WORK ITEM>
Every record must be repeated precisely as it stands.

[Records from a dataset]
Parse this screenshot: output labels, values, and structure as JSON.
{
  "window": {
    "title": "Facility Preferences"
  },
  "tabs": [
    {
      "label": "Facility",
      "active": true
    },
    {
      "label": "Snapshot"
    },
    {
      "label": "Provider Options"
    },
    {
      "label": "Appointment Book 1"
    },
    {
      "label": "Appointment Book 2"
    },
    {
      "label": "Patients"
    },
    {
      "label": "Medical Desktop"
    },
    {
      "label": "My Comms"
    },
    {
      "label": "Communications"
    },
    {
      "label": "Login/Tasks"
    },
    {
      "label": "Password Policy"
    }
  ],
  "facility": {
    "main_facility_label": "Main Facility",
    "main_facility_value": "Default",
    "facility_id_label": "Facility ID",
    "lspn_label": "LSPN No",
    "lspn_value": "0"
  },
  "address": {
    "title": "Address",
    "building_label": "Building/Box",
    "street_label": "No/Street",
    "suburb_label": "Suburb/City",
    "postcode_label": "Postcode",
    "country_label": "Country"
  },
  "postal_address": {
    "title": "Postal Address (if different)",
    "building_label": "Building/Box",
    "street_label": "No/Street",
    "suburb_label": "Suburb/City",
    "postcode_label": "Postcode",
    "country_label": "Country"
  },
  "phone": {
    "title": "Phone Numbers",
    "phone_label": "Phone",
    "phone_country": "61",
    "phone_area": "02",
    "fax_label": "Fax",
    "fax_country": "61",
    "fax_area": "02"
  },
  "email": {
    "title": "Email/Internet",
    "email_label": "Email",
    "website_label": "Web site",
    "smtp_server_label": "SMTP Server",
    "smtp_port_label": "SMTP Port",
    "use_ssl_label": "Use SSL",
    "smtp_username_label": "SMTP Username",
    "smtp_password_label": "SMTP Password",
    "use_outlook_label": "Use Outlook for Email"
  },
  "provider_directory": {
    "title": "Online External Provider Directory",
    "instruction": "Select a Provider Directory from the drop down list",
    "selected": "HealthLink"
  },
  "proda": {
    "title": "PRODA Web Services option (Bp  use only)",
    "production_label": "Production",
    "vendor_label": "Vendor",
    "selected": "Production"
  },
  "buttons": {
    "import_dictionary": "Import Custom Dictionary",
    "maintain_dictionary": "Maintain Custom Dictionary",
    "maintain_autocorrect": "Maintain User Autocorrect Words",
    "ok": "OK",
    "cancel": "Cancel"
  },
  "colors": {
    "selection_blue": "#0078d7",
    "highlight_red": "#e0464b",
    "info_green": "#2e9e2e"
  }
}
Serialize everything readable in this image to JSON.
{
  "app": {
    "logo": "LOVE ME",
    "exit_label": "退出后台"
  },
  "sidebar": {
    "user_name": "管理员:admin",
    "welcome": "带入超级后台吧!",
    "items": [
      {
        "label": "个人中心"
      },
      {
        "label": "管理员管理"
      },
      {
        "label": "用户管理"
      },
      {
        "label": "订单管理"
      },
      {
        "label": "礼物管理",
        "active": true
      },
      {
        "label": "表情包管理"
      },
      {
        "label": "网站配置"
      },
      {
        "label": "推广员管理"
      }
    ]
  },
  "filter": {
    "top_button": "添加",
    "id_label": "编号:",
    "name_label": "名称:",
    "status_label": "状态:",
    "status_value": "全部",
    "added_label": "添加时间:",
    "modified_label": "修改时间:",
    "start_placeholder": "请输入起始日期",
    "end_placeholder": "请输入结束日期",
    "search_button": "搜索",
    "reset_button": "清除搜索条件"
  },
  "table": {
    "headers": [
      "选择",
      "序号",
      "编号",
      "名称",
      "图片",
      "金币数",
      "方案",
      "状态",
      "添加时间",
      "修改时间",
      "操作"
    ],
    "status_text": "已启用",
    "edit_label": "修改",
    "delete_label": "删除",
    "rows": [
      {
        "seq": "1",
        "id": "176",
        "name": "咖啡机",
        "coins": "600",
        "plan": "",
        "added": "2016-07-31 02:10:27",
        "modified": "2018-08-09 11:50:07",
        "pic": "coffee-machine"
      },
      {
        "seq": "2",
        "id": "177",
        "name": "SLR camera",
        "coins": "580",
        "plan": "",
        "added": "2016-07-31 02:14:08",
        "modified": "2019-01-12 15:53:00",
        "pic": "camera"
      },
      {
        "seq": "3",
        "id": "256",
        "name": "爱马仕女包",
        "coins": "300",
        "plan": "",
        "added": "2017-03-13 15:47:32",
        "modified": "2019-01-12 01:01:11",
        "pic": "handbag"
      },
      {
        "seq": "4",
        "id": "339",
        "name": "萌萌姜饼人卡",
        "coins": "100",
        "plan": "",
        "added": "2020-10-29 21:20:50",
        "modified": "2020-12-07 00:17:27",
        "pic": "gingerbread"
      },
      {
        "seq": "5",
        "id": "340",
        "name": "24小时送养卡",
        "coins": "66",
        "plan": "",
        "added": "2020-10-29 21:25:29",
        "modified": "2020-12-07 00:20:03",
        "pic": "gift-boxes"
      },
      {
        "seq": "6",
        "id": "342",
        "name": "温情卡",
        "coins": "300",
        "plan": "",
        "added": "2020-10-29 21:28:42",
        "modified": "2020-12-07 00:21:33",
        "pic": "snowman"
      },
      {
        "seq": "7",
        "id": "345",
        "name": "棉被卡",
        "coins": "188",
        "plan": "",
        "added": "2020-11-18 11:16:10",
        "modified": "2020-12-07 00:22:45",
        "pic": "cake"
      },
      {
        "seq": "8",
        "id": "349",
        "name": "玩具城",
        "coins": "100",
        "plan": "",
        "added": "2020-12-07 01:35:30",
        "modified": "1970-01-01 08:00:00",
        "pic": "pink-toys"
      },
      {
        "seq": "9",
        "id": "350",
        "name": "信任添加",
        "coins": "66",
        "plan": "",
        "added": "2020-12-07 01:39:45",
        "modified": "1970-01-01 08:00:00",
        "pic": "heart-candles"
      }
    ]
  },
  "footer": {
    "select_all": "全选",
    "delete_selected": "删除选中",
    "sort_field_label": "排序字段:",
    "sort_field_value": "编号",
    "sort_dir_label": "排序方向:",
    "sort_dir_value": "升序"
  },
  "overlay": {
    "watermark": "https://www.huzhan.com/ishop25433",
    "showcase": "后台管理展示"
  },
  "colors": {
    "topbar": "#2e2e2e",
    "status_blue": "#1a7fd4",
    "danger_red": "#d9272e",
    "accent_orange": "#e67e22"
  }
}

ANSWER FOR THE TASK>
Parse this screenshot: output labels, values, and structure as JSON.
{
  "window": {
    "title": "Facility Preferences"
  },
  "tabs": [
    {
      "label": "Facility",
      "active": true
    },
    {
      "label": "Snapshot"
    },
    {
      "label": "Provider Options"
    },
    {
      "label": "Appointment Book 1"
    },
    {
      "label": "Appointment Book 2"
    },
    {
      "label": "Patients"
    },
    {
      "label": "Medical Desktop"
    },
    {
      "label": "My Comms"
    },
    {
      "label": "Communications"
    },
    {
      "label": "Login/Tasks"
    },
    {
      "label": "Password Policy"
    }
  ],
  "facility": {
    "main_facility_label": "Main Facility",
    "main_facility_value": "Default",
    "facility_id_label": "Facility ID",
    "lspn_label": "LSPN No",
    "lspn_value": "0"
  },
  "address": {
    "title": "Address",
    "building_label": "Building/Box",
    "street_label": "No/Street",
    "suburb_label": "Suburb/City",
    "postcode_label": "Postcode",
    "country_label": "Country"
  },
  "postal_address": {
    "title": "Postal Address (if different)",
    "building_label": "Building/Box",
    "street_label": "No/Street",
    "suburb_label": "Suburb/City",
    "postcode_label": "Postcode",
    "country_label": "Country"
  },
  "phone": {
    "title": "Phone Numbers",
    "phone_label": "Phone",
    "phone_country": "61",
    "phone_area": "02",
    "fax_label": "Fax",
    "fax_country": "61",
    "fax_area": "02"
  },
  "email": {
    "title": "Email/Internet",
    "email_label": "Email",
    "website_label": "Web site",
    "smtp_server_label": "SMTP Server",
    "smtp_port_label": "SMTP Port",
    "use_ssl_label": "Use SSL",
    "smtp_username_label": "SMTP Username",
    "smtp_password_label": "SMTP Password",
    "use_outlook_label": "Use Outlook for Email"
  },
  "provider_directory": {
    "title": "Online External Provider Directory",
    "instruction": "Select a Provider Directory from the drop down list",
    "selected": "HealthLink"
  },
  "proda": {
    "title": "PRODA Web Services option (Bp  use only)",
    "production_label": "Production",
    "vendor_label": "Vendor",
    "selected": "Production"
  },
  "buttons": {
    "import_dictionary": "Import Custom Dictionary",
    "maintain_dictionary": "Maintain Custom Dictionary",
    "maintain_autocorrect": "Maintain User Autocorrect Words",
    "ok": "OK",
    "cancel": "Cancel"
  },
  "colors": {
    "selection_blue": "#0078d7",
    "highlight_red": "#e0464b",
    "info_green": "#2e9e2e"
  }
}
Serialize everything readable in this image to JSON.
{
  "app": {
    "logo": "LOVE ME",
    "exit_label": "退出后台"
  },
  "sidebar": {
    "user_name": "管理员:admin",
    "welcome": "带入超级后台吧!",
    "items": [
      {
        "label": "个人中心"
      },
      {
        "label": "管理员管理"
      },
      {
        "label": "用户管理"
      },
      {
        "label": "订单管理"
      },
      {
        "label": "礼物管理",
        "active": true
      },
      {
        "label": "表情包管理"
      },
      {
        "label": "网站配置"
      },
      {
        "label": "推广员管理"
      }
    ]
  },
  "filter": {
    "top_button": "添加",
    "id_label": "编号:",
    "name_label": "名称:",
    "status_label": "状态:",
    "status_value": "全部",
    "added_label": "添加时间:",
    "modified_label": "修改时间:",
    "start_placeholder": "请输入起始日期",
    "end_placeholder": "请输入结束日期",
    "search_button": "搜索",
    "reset_button": "清除搜索条件"
  },
  "table": {
    "headers": [
      "选择",
      "序号",
      "编号",
      "名称",
      "图片",
      "金币数",
      "方案",
      "状态",
      "添加时间",
      "修改时间",
      "操作"
    ],
    "status_text": "已启用",
    "edit_label": "修改",
    "delete_label": "删除",
    "rows": [
      {
        "seq": "1",
        "id": "176",
        "name": "咖啡机",
        "coins": "600",
        "plan": "",
        "added": "2016-07-31 02:10:27",
        "modified": "2018-08-09 11:50:07",
        "pic": "coffee-machine"
      },
      {
        "seq": "2",
        "id": "177",
        "name": "SLR camera",
        "coins": "580",
        "plan": "",
        "added": "2016-07-31 02:14:08",
        "modified": "2019-01-12 15:53:00",
        "pic": "camera"
      },
      {
        "seq": "3",
        "id": "256",
        "name": "爱马仕女包",
        "coins": "300",
        "plan": "",
        "added": "2017-03-13 15:47:32",
        "modified": "2019-01-12 01:01:11",
        "pic": "handbag"
      },
      {
        "seq": "4",
        "id": "339",
        "name": "萌萌姜饼人卡",
        "coins": "100",
        "plan": "",
        "added": "2020-10-29 21:20:50",
        "modified": "2020-12-07 00:17:27",
        "pic": "gingerbread"
      },
      {
        "seq": "5",
        "id": "340",
        "name": "24小时送养卡",
        "coins": "66",
        "plan": "",
        "added": "2020-10-29 21:25:29",
        "modified": "2020-12-07 00:20:03",
        "pic": "gift-boxes"
      },
      {
        "seq": "6",
        "id": "342",
        "name": "温情卡",
        "coins": "300",
        "plan": "",
        "added": "2020-10-29 21:28:42",
        "modified": "2020-12-07 00:21:33",
        "pic": "snowman"
      },
      {
        "seq": "7",
        "id": "345",
        "name": "棉被卡",
        "coins": "188",
        "plan": "",
        "added": "2020-11-18 11:16:10",
        "modified": "2020-12-07 00:22:45",
        "pic": "cake"
      },
      {
        "seq": "8",
        "id": "349",
        "name": "玩具城",
        "coins": "100",
        "plan": "",
        "added": "2020-12-07 01:35:30",
        "modified": "1970-01-01 08:00:00",
        "pic": "pink-toys"
      },
      {
        "seq": "9",
        "id": "350",
        "name": "信任添加",
        "coins": "66",
        "plan": "",
        "added": "2020-12-07 01:39:45",
        "modified": "1970-01-01 08:00:00",
        "pic": "heart-candles"
      }
    ]
  },
  "footer": {
    "select_all": "全选",
    "delete_selected": "删除选中",
    "sort_field_label": "排序字段:",
    "sort_field_value": "编号",
    "sort_dir_label": "排序方向:",
    "sort_dir_value": "升序"
  },
  "overlay": {
    "watermark": "https://www.huzhan.com/ishop25433",
    "showcase": "后台管理展示"
  },
  "colors": {
    "topbar": "#2e2e2e",
    "status_blue": "#1a7fd4",
    "danger_red": "#d9272e",
    "accent_orange": "#e67e22"
  }
}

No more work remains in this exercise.